• _Prompt_: All entries below must be reproduced without a single change.

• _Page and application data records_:
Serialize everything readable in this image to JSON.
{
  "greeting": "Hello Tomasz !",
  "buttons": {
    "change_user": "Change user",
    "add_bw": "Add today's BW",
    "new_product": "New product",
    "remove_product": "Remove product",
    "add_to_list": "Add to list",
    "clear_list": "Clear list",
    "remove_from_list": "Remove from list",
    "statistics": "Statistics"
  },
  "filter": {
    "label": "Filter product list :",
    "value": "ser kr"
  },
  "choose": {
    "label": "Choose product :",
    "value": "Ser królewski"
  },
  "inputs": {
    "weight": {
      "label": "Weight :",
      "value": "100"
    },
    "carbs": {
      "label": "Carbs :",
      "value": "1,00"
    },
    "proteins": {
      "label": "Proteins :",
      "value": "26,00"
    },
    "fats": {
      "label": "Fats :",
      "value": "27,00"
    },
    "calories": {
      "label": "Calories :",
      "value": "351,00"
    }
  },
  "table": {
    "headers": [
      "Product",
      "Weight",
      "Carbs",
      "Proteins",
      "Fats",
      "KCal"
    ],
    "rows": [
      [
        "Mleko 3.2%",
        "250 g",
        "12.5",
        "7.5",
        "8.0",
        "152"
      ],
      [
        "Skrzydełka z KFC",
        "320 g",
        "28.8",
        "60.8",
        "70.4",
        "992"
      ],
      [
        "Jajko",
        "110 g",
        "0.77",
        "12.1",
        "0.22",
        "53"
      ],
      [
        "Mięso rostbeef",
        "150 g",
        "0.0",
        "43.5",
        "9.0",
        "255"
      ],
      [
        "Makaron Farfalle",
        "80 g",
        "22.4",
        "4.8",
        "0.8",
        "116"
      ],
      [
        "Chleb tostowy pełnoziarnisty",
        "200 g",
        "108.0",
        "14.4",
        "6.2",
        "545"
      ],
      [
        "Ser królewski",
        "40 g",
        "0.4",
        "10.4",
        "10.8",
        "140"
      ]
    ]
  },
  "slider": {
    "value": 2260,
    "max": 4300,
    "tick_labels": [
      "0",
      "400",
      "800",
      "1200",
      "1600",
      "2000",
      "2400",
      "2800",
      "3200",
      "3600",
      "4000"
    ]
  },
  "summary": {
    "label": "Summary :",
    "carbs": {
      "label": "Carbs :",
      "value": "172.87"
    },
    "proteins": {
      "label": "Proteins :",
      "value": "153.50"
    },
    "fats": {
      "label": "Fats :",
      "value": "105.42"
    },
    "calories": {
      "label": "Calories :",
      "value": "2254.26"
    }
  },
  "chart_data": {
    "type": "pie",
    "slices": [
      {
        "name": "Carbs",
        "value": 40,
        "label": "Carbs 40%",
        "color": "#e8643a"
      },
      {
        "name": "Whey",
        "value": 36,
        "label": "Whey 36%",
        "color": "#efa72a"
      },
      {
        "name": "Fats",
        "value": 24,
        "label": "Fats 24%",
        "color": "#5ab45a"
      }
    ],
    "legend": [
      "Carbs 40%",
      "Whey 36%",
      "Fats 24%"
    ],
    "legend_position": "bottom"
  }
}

• _Result of the task_:
Serialize everything readable in this image to JSON.
{
  "greeting": "Hello Tomasz !",
  "buttons": {
    "change_user": "Change user",
    "add_bw": "Add today's BW",
    "new_product": "New product",
    "remove_product": "Remove product",
    "add_to_list": "Add to list",
    "clear_list": "Clear list",
    "remove_from_list": "Remove from list",
    "statistics": "Statistics"
  },
  "filter": {
    "label": "Filter product list :",
    "value": "ser kr"
  },
  "choose": {
    "label": "Choose product :",
    "value": "Ser królewski"
  },
  "inputs": {
    "weight": {
      "label": "Weight :",
      "value": "100"
    },
    "carbs": {
      "label": "Carbs :",
      "value": "1,00"
    },
    "proteins": {
      "label": "Proteins :",
      "value": "26,00"
    },
    "fats": {
      "label": "Fats :",
      "value": "27,00"
    },
    "calories": {
      "label": "Calories :",
      "value": "351,00"
    }
  },
  "table": {
    "headers": [
      "Product",
      "Weight",
      "Carbs",
      "Proteins",
      "Fats",
      "KCal"
    ],
    "rows": [
      [
        "Mleko 3.2%",
        "250 g",
        "12.5",
        "7.5",
        "8.0",
        "152"
      ],
      [
        "Skrzydełka z KFC",
        "320 g",
        "28.8",
        "60.8",
        "70.4",
        "992"
      ],
      [
        "Jajko",
        "110 g",
        "0.77",
        "12.1",
        "0.22",
        "53"
      ],
      [
        "Mięso rostbeef",
        "150 g",
        "0.0",
        "43.5",
        "9.0",
        "255"
      ],
      [
        "Makaron Farfalle",
        "80 g",
        "22.4",
        "4.8",
        "0.8",
        "116"
      ],
      [
        "Chleb tostowy pełnoziarnisty",
        "200 g",
        "108.0",
        "14.4",
        "6.2",
        "545"
      ],
      [
        "Ser królewski",
        "40 g",
        "0.4",
        "10.4",
        "10.8",
        "140"
      ]
    ]
  },
  "slider": {
    "value": 2260,
    "max": 4300,
    "tick_labels": [
      "0",
      "400",
      "800",
      "1200",
      "1600",
      "2000",
      "2400",
      "2800",
      "3200",
      "3600",
      "4000"
    ]
  },
  "summary": {
    "label": "Summary :",
    "carbs": {
      "label": "Carbs :",
      "value": "172.87"
    },
    "proteins": {
      "label": "Proteins :",
      "value": "153.50"
    },
    "fats": {
      "label": "Fats :",
      "value": "105.42"
    },
    "calories": {
      "label": "Calories :",
      "value": "2254.26"
    }
  },
  "chart_data": {
    "type": "pie",
    "slices": [
      {
        "name": "Carbs",
        "value": 40,
        "label": "Carbs 40%",
        "color": "#e8643a"
      },
      {
        "name": "Whey",
        "value": 36,
        "label": "Whey 36%",
        "color": "#efa72a"
      },
      {
        "name": "Fats",
        "value": 24,
        "label": "Fats 24%",
        "color": "#5ab45a"
      }
    ],
    "legend": [
      "Carbs 40%",
      "Whey 36%",
      "Fats 24%"
    ],
    "legend_position": "bottom"
  }
}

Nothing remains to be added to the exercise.